__What to work on__. Keep the pictures out and restate every record exactly.

__Supplied material__.
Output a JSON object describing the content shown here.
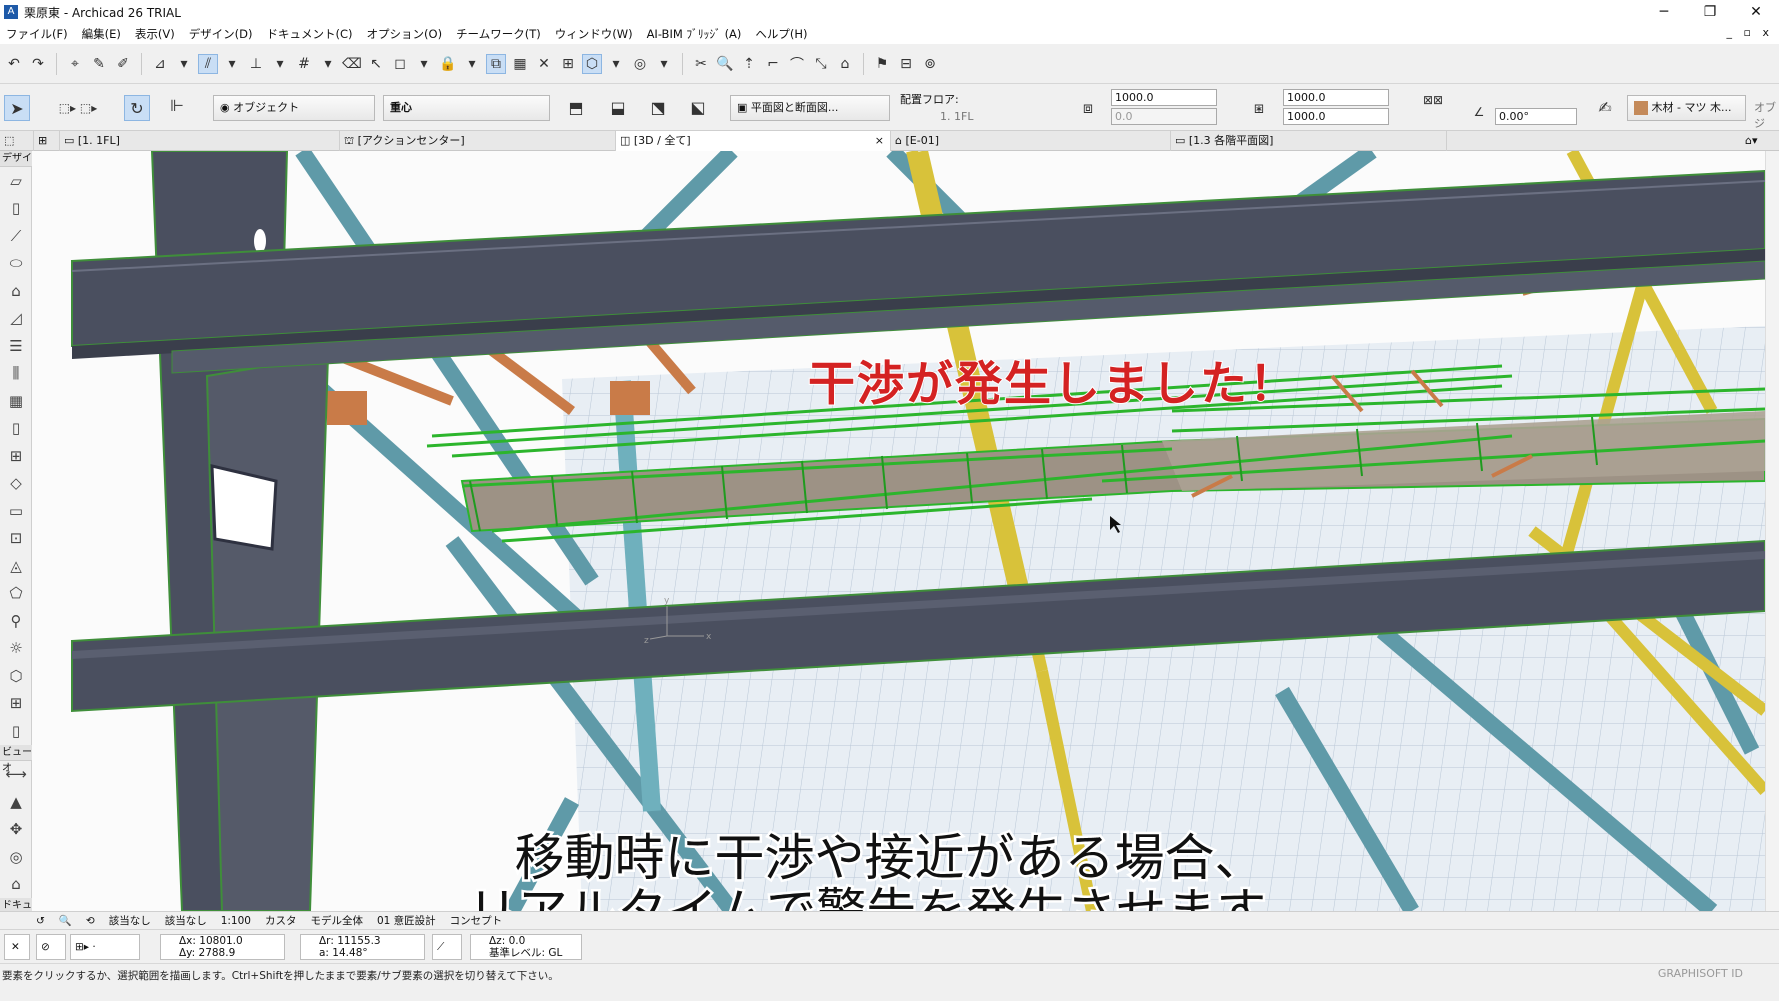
{
  "window": {
    "title": "栗原東 - Archicad 26 TRIAL",
    "minimize": "─",
    "restore": "❐",
    "close": "✕"
  },
  "menu": [
    "ファイル(F)",
    "編集(E)",
    "表示(V)",
    "デザイン(D)",
    "ドキュメント(C)",
    "オプション(O)",
    "チームワーク(T)",
    "ウィンドウ(W)",
    "AI-BIM ﾌﾞﾘｯｼﾞ (A)",
    "ヘルプ(H)"
  ],
  "mdi_controls": "_ ▫ x",
  "infobox": {
    "filter_label": "オブジェクト",
    "snap_label": "重心",
    "view_label": "平面図と断面図...",
    "floor_caption": "配置フロア:",
    "floor_value": "1. 1FL",
    "size_a": "1000.0",
    "size_a2": "0.0",
    "size_b": "1000.0",
    "size_b2": "1000.0",
    "angle": "0.00°",
    "material": "木材 - マツ 木...",
    "more": "オブジ"
  },
  "tabs": [
    {
      "label": "[1. 1FL]"
    },
    {
      "label": "[アクションセンター]"
    },
    {
      "label": "[3D / 全て]"
    },
    {
      "label": "[E-01]"
    },
    {
      "label": "[1.3 各階平面図]"
    }
  ],
  "toolbox": {
    "design_header": "デザイ",
    "view_header": "ビューオ",
    "doc_header": "ドキュ"
  },
  "bottombar": {
    "undefined1": "該当なし",
    "undefined2": "該当なし",
    "scale": "1:100",
    "custom": "カスタ",
    "model": "モデル全体",
    "std": "01 意匠設計",
    "layer": "コンセプト"
  },
  "coords": {
    "dx": "Δx: 10801.0",
    "dy": "Δy: 2788.9",
    "dr": "Δr: 11155.3",
    "a": "a: 14.48°",
    "dz": "Δz: 0.0",
    "ref": "基準レベル: GL"
  },
  "status": {
    "message": "要素をクリックするか、選択範囲を描画します。Ctrl+Shiftを押したままで要素/サブ要素の選択を切り替えて下さい。",
    "brand": "GRAPHISOFT ID"
  },
  "overlay": {
    "alert": "干渉が発生しました！",
    "caption_line1": "移動時に干渉や接近がある場合、",
    "caption_line2": "リアルタイムで警告を発生させます。"
  },
  "colors": {
    "beam": "#4a4f5f",
    "beam_edge": "#3f8e3a",
    "brace_blue": "#5f9aa8",
    "brace_yellow": "#d8c23a",
    "brace_orange": "#c97b48",
    "duct_green": "#2cb52c",
    "alert_red": "#d42222",
    "accent_blue": "#1e5aa8"
  }
}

__Exercise result__.
Output a JSON object describing the content shown here.
{
  "window": {
    "title": "栗原東 - Archicad 26 TRIAL",
    "minimize": "─",
    "restore": "❐",
    "close": "✕"
  },
  "menu": [
    "ファイル(F)",
    "編集(E)",
    "表示(V)",
    "デザイン(D)",
    "ドキュメント(C)",
    "オプション(O)",
    "チームワーク(T)",
    "ウィンドウ(W)",
    "AI-BIM ﾌﾞﾘｯｼﾞ (A)",
    "ヘルプ(H)"
  ],
  "mdi_controls": "_ ▫ x",
  "infobox": {
    "filter_label": "オブジェクト",
    "snap_label": "重心",
    "view_label": "平面図と断面図...",
    "floor_caption": "配置フロア:",
    "floor_value": "1. 1FL",
    "size_a": "1000.0",
    "size_a2": "0.0",
    "size_b": "1000.0",
    "size_b2": "1000.0",
    "angle": "0.00°",
    "material": "木材 - マツ 木...",
    "more": "オブジ"
  },
  "tabs": [
    {
      "label": "[1. 1FL]"
    },
    {
      "label": "[アクションセンター]"
    },
    {
      "label": "[3D / 全て]"
    },
    {
      "label": "[E-01]"
    },
    {
      "label": "[1.3 各階平面図]"
    }
  ],
  "toolbox": {
    "design_header": "デザイ",
    "view_header": "ビューオ",
    "doc_header": "ドキュ"
  },
  "bottombar": {
    "undefined1": "該当なし",
    "undefined2": "該当なし",
    "scale": "1:100",
    "custom": "カスタ",
    "model": "モデル全体",
    "std": "01 意匠設計",
    "layer": "コンセプト"
  },
  "coords": {
    "dx": "Δx: 10801.0",
    "dy": "Δy: 2788.9",
    "dr": "Δr: 11155.3",
    "a": "a: 14.48°",
    "dz": "Δz: 0.0",
    "ref": "基準レベル: GL"
  },
  "status": {
    "message": "要素をクリックするか、選択範囲を描画します。Ctrl+Shiftを押したままで要素/サブ要素の選択を切り替えて下さい。",
    "brand": "GRAPHISOFT ID"
  },
  "overlay": {
    "alert": "干渉が発生しました！",
    "caption_line1": "移動時に干渉や接近がある場合、",
    "caption_line2": "リアルタイムで警告を発生させます。"
  },
  "colors": {
    "beam": "#4a4f5f",
    "beam_edge": "#3f8e3a",
    "brace_blue": "#5f9aa8",
    "brace_yellow": "#d8c23a",
    "brace_orange": "#c97b48",
    "duct_green": "#2cb52c",
    "alert_red": "#d42222",
    "accent_blue": "#1e5aa8"
  }
}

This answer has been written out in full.